Charlie Breit, VP of Marketing, SurePayroll, with by Bob Domenz, CEO Avenue
The term “sea change” indicates not just a shift or evolution, but a tempest, a transformation. That’s just what many see coming in the “B2C change” that millennials are bringing to B2B as they begin to take over decision-making in business-to-business organizations, while not letting go of their inherently consumer-ish ways.
Multiple studies report that millennials are looking for purpose at work. Openness. Fulfillment. And a sales cycle that they control, beginning with copious consumption of content to vet your offering before they’ll ever consider speaking to a sales person. Which not only raises the stakes on the content you create, but on your whole conception of selling.
B2B Brand Council member Charlie Breit, CMO of SurePayroll, offered some interesting insights what it takes to market to what could be called the “anti-marketing generation” of emerging B2B leaders.
Bob Domenz: How are the challenges with the next generation of B2B marketers any different than those of the past?
Charlie Breit: I think some of the challenges that B2B marketers need to think about not only from a challenge standpoint and a change of their mindset is traditionally B2B is a pretty strict sales cycle in which the buyers and the company is engaged in a way that is well defined and that most companies have figured out how to be very successful at.
As more B2C interactions influence the B2B space, meaning how we buy, how we learn about companies, the relationships with brands, how we expect to engage, how we expect to interact, the way in which products and services should be delivered change and bring that B2C mindset to the B2B space. Marketers need to rethink how they’re going to go to market, how they’re going to engage potential customers and how they’re going to build brand awareness, interest in their product, provide education, all that.
“As more B2C interactions influence the B2B space, marketers need to rethink how they’re going to market.”
I think that’s where content marketing really can come into play and be very helpful. As you develop that program you have to start thinking in ways that are a little bit different than before. What type of content do you buy? Or content do you create? What type of content will be useful? What parts of the cycle will be useful on the journey? How do you distribute that content?
It’s not something that you can just build and people will come. So how do you begin to build a program and allocate resources and dollars that you might, for one, have not allocated before in terms of how you go to market and advertise or how you create content and two, a skillset in terms of what kind of content. How do you become capable of leading and finding the ways in which to develop the right content that ultimately a customer is going to find useful and helpful along their journey? I think those are two areas that oftentimes may or may not be present in the B2B space that the B2C side has tackled for a while.
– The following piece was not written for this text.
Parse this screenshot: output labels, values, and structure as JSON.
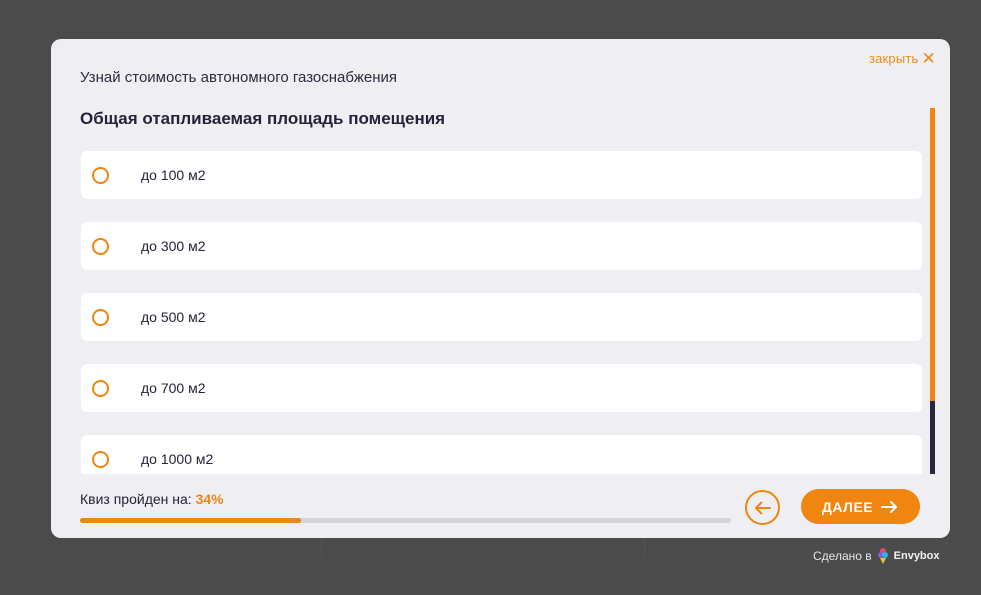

Bob: Content can be very data and analytics driven– which is wonderful – but that can also lead to “me-too-ness.” This worked before, let’s do that. Where does creativity fit with B2B content?
Charlie: I think creativity fits into the content marketing program as a key component. Oftentimes companies will start with data and they will say okay, these are the type of content pieces I need to create because of what the data is telling me. It’s very easy to forget about the customer on the other side of that data.
Even the B2B space, there’s people and there’s emotion and there’s all of that behind the data.
“Even in the B2B space there’s people and there’s emotion behind all that data.”
To me creativity plays out in a couple of ways. One, it plays out in the fact of you’re being able to make that human connection through a piece of content. With that you need people who can actually create and be creative and come up with content that can make that emotional connection.
The second piece is there’s a lot of content, so how do you break through? I think oftentimes we hear a lot of stories about, “oh, I had a gut feeling,” or “I created this piece and it didn’t do so well,” and the data would have shown that. I think we start to over-index on that and start to say creativity isn’t important. The reality of it is that it’s data plus the creativity.
You need that creativity to really break through in a crowded marketplace of content to be able to have people say okay, this is something of interest. This is interesting that I want to consume and also at the same time can make that emotional connection.
Change is, as they say, the only constant, and there is indeed a “B2C change” underway in B2B marketing, as you can tell from my brief conversation with Charlie.
About Charlie Breit: Charlie is a B2B Brand Council member and a seasoned B2B marketing executive who describes his passion as “conceptualizing, enhancing and redefining brand experiences to surprise and delight consumers and re-imagine how businesses connect, engage and interact with their customers.” He is the CMO of SurePayroll, the service dedicated to making payroll painless for small businesses. Previously he has served in key marketing positions at Northwestern Mutual and Allstate.